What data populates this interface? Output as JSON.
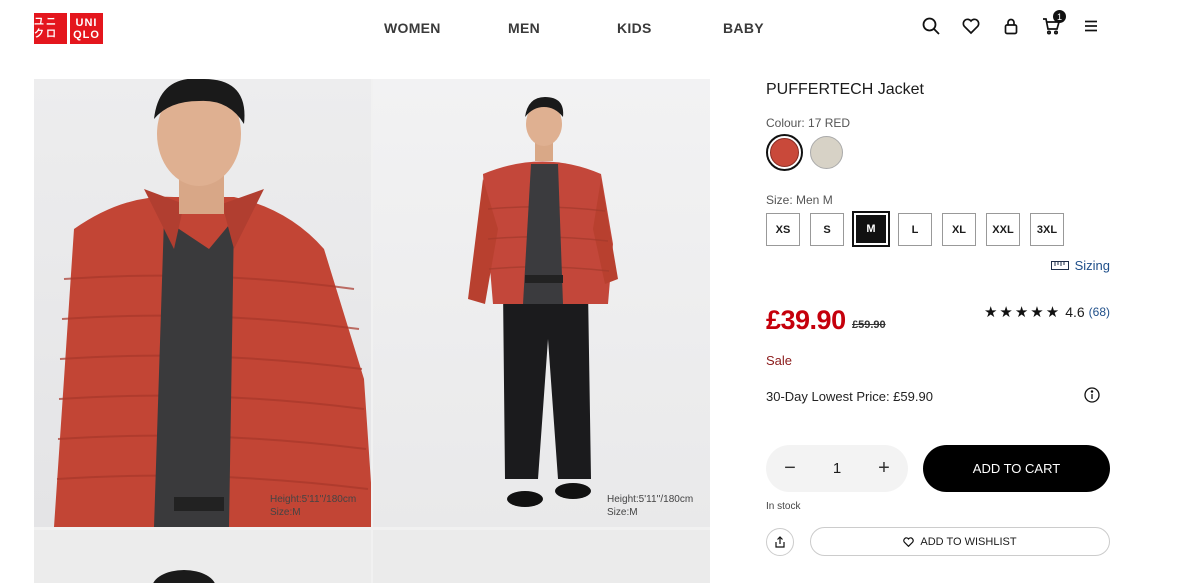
{
  "brand": {
    "line1": "ユニクロ",
    "line2a": "UNI",
    "line2b": "QLO"
  },
  "nav": [
    "WOMEN",
    "MEN",
    "KIDS",
    "BABY"
  ],
  "header_icons": [
    "search-icon",
    "heart-icon",
    "account-icon",
    "cart-icon",
    "menu-icon"
  ],
  "cart_count": "1",
  "gallery": {
    "caption1": [
      "Height:5'11''/180cm",
      "Size:M"
    ],
    "caption2": [
      "Height:5'11''/180cm",
      "Size:M"
    ]
  },
  "product": {
    "title": "PUFFERTECH Jacket",
    "colour_label": "Colour: 17 RED",
    "colours": [
      "#c9493a",
      "#d7d2c6"
    ],
    "size_label": "Size: Men M",
    "sizes": [
      "XS",
      "S",
      "M",
      "L",
      "XL",
      "XXL",
      "3XL"
    ],
    "selected_size": "M",
    "sizing_label": "Sizing",
    "price": "£39.90",
    "old_price": "£59.90",
    "rating": "4.6",
    "review_count": "(68)",
    "stars": "★★★★★",
    "sale_label": "Sale",
    "lowest_price": "30-Day Lowest Price: £59.90",
    "quantity": "1",
    "add_to_cart": "ADD TO CART",
    "stock": "In stock",
    "wishlist": "ADD TO WISHLIST"
  },
  "colors": {
    "accent_red": "#c5000c",
    "logo_red": "#e4161d",
    "link_blue": "#1f4f8a"
  }
}
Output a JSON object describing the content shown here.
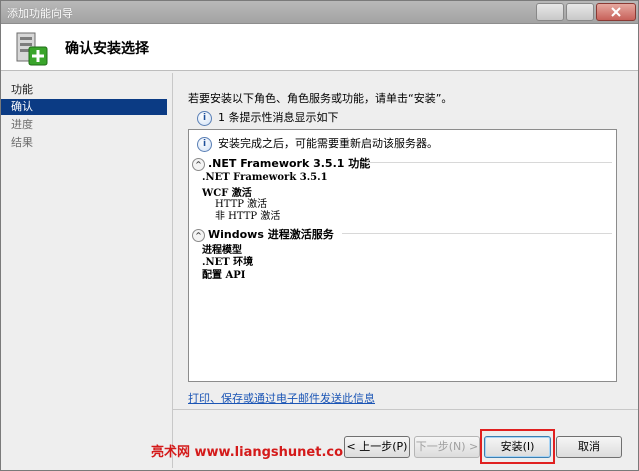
{
  "window": {
    "title": "添加功能向导"
  },
  "header": {
    "title": "确认安装选择"
  },
  "sidebar": {
    "items": [
      {
        "label": "功能"
      },
      {
        "label": "确认"
      },
      {
        "label": "进度"
      },
      {
        "label": "结果"
      }
    ]
  },
  "main": {
    "intro": "若要安装以下角色、角色服务或功能，请单击“安装”。",
    "info_message": "1 条提示性消息显示如下",
    "restart_note": "安装完成之后，可能需要重新启动该服务器。",
    "sections": [
      {
        "title": ".NET Framework 3.5.1 功能",
        "items": [
          {
            "label": ".NET Framework 3.5.1"
          },
          {
            "label": "WCF 激活"
          },
          {
            "label": "HTTP 激活"
          },
          {
            "label": "非 HTTP 激活"
          }
        ]
      },
      {
        "title": "Windows 进程激活服务",
        "items": [
          {
            "label": "进程模型"
          },
          {
            "label": ".NET 环境"
          },
          {
            "label": "配置 API"
          }
        ]
      }
    ],
    "print_link": "打印、保存或通过电子邮件发送此信息"
  },
  "watermark": "亮术网 www.liangshunet.com",
  "buttons": {
    "previous": "< 上一步(P)",
    "next": "下一步(N) >",
    "install": "安装(I)",
    "cancel": "取消"
  }
}
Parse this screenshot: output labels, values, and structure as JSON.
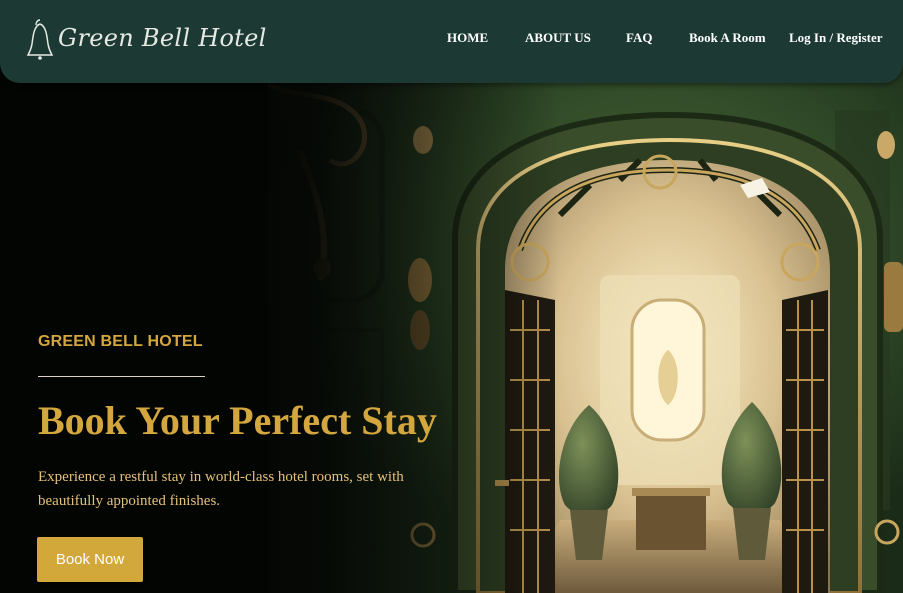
{
  "brand": {
    "name": "Green Bell Hotel",
    "logo_icon": "bell-icon"
  },
  "nav": {
    "items": [
      {
        "label": "HOME"
      },
      {
        "label": "ABOUT US"
      },
      {
        "label": "FAQ"
      },
      {
        "label": "Book A Room"
      },
      {
        "label": "Log In / Register"
      }
    ]
  },
  "hero": {
    "eyebrow": "GREEN BELL HOTEL",
    "title": "Book Your Perfect Stay",
    "description": "Experience a restful stay in world-class hotel rooms, set with beautifully appointed finishes.",
    "cta_label": "Book Now",
    "image_subject": "ornate green hotel corridor with an arched gold doorway"
  },
  "colors": {
    "header_bg": "#1c3a33",
    "accent_gold": "#d4a73e",
    "button_bg": "#d3a83a",
    "hero_wall_green": "#2d4626"
  }
}
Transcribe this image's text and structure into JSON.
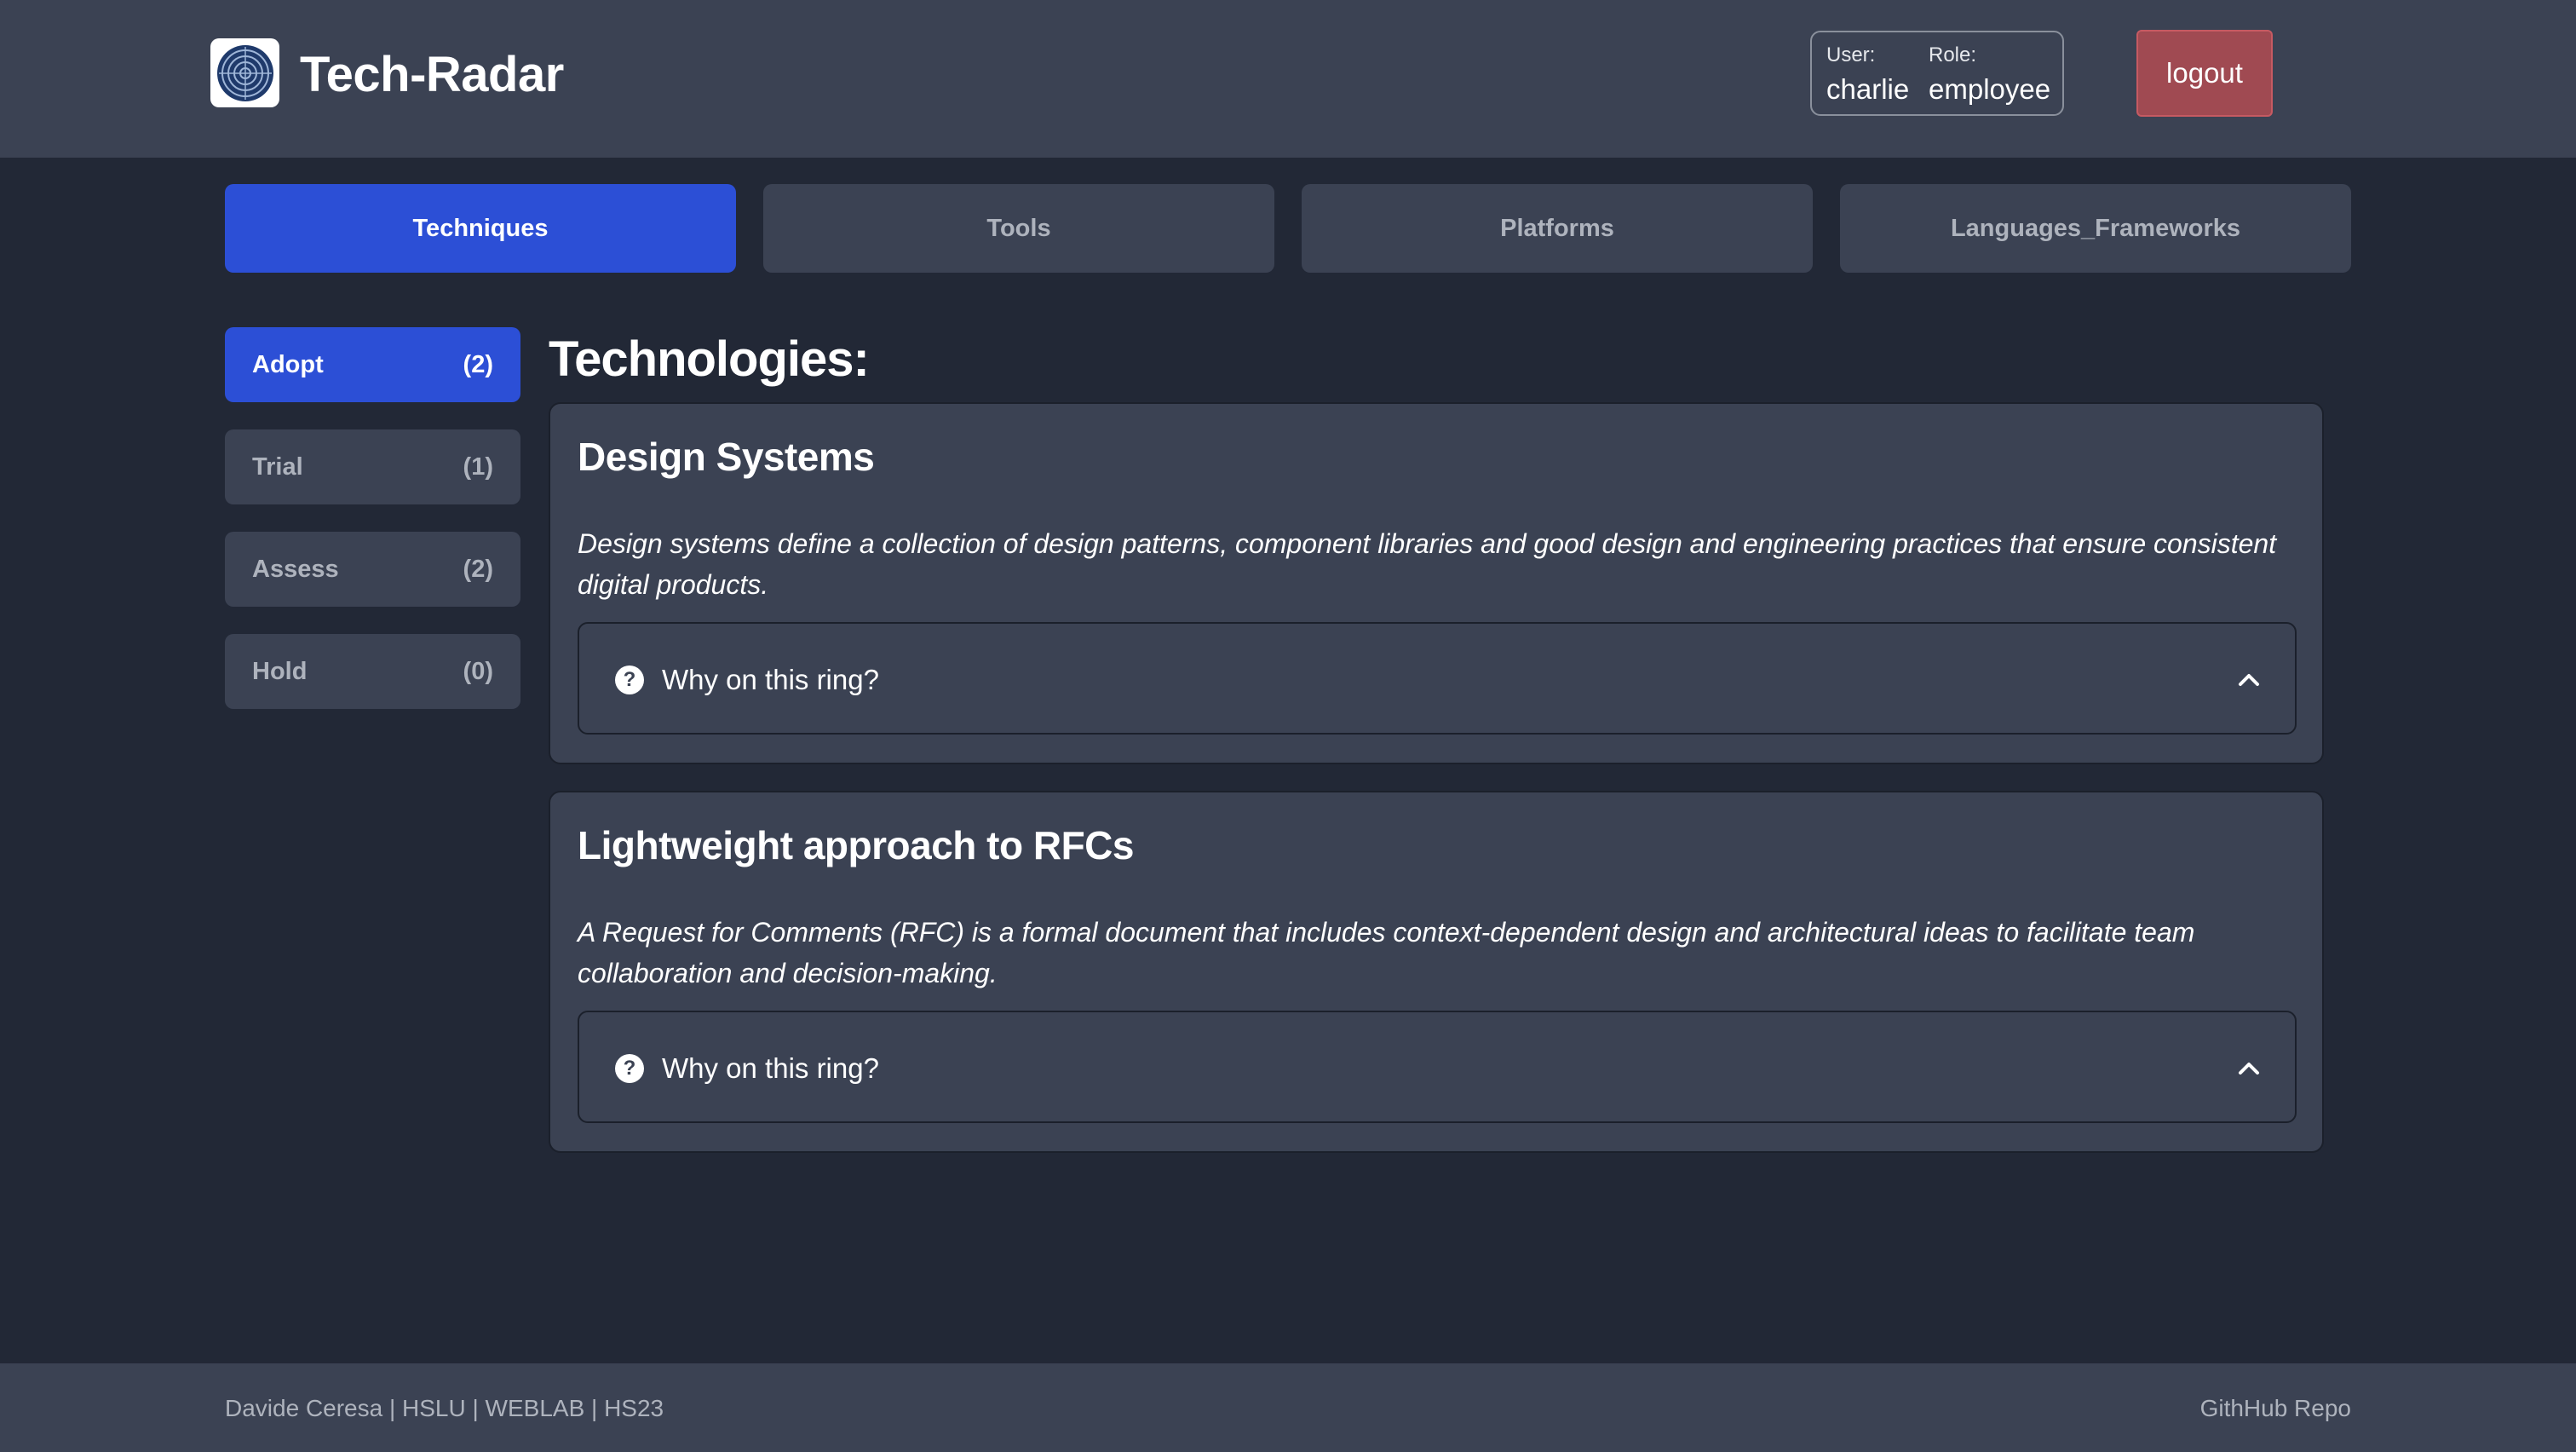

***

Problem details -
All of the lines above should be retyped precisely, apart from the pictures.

Your response -
What data populates this interface? Output as JSON.
{
  "brand": {
    "line1": "ユニクロ",
    "line2a": "UNI",
    "line2b": "QLO"
  },
  "nav": [
    "WOMEN",
    "MEN",
    "KIDS",
    "BABY"
  ],
  "header_icons": [
    "search-icon",
    "heart-icon",
    "account-icon",
    "cart-icon",
    "menu-icon"
  ],
  "cart_count": "1",
  "gallery": {
    "caption1": [
      "Height:5'11''/180cm",
      "Size:M"
    ],
    "caption2": [
      "Height:5'11''/180cm",
      "Size:M"
    ]
  },
  "product": {
    "title": "PUFFERTECH Jacket",
    "colour_label": "Colour: 17 RED",
    "colours": [
      "#c9493a",
      "#d7d2c6"
    ],
    "size_label": "Size: Men M",
    "sizes": [
      "XS",
      "S",
      "M",
      "L",
      "XL",
      "XXL",
      "3XL"
    ],
    "selected_size": "M",
    "sizing_label": "Sizing",
    "price": "£39.90",
    "old_price": "£59.90",
    "rating": "4.6",
    "review_count": "(68)",
    "stars": "★★★★★",
    "sale_label": "Sale",
    "lowest_price": "30-Day Lowest Price: £59.90",
    "quantity": "1",
    "add_to_cart": "ADD TO CART",
    "stock": "In stock",
    "wishlist": "ADD TO WISHLIST"
  },
  "colors": {
    "accent_red": "#c5000c",
    "logo_red": "#e4161d",
    "link_blue": "#1f4f8a"
  }
}
Output a JSON object describing the content shown here.
{
  "window": {
    "title": "添加功能向导"
  },
  "header": {
    "title": "确认安装选择"
  },
  "sidebar": {
    "items": [
      {
        "label": "功能"
      },
      {
        "label": "确认"
      },
      {
        "label": "进度"
      },
      {
        "label": "结果"
      }
    ]
  },
  "main": {
    "intro": "若要安装以下角色、角色服务或功能，请单击“安装”。",
    "info_message": "1 条提示性消息显示如下",
    "restart_note": "安装完成之后，可能需要重新启动该服务器。",
    "sections": [
      {
        "title": ".NET Framework 3.5.1 功能",
        "items": [
          {
            "label": ".NET Framework 3.5.1"
          },
          {
            "label": "WCF 激活"
          },
          {
            "label": "HTTP 激活"
          },
          {
            "label": "非 HTTP 激活"
          }
        ]
      },
      {
        "title": "Windows 进程激活服务",
        "items": [
          {
            "label": "进程模型"
          },
          {
            "label": ".NET 环境"
          },
          {
            "label": "配置 API"
          }
        ]
      }
    ],
    "print_link": "打印、保存或通过电子邮件发送此信息"
  },
  "watermark": "亮术网 www.liangshunet.com",
  "buttons": {
    "previous": "< 上一步(P)",
    "next": "下一步(N) >",
    "install": "安装(I)",
    "cancel": "取消"
  }
}
Parse this screenshot: output labels, values, and structure as JSON.
{
  "brand": {
    "name": "Green Bell Hotel",
    "logo_icon": "bell-icon"
  },
  "nav": {
    "items": [
      {
        "label": "HOME"
      },
      {
        "label": "ABOUT US"
      },
      {
        "label": "FAQ"
      },
      {
        "label": "Book A Room"
      },
      {
        "label": "Log In / Register"
      }
    ]
  },
  "hero": {
    "eyebrow": "GREEN BELL HOTEL",
    "title": "Book Your Perfect Stay",
    "description": "Experience a restful stay in world-class hotel rooms, set with beautifully appointed finishes.",
    "cta_label": "Book Now",
    "image_subject": "ornate green hotel corridor with an arched gold doorway"
  },
  "colors": {
    "header_bg": "#1c3a33",
    "accent_gold": "#d4a73e",
    "button_bg": "#d3a83a",
    "hero_wall_green": "#2d4626"
  }
}
Transcribe this image's text and structure into JSON.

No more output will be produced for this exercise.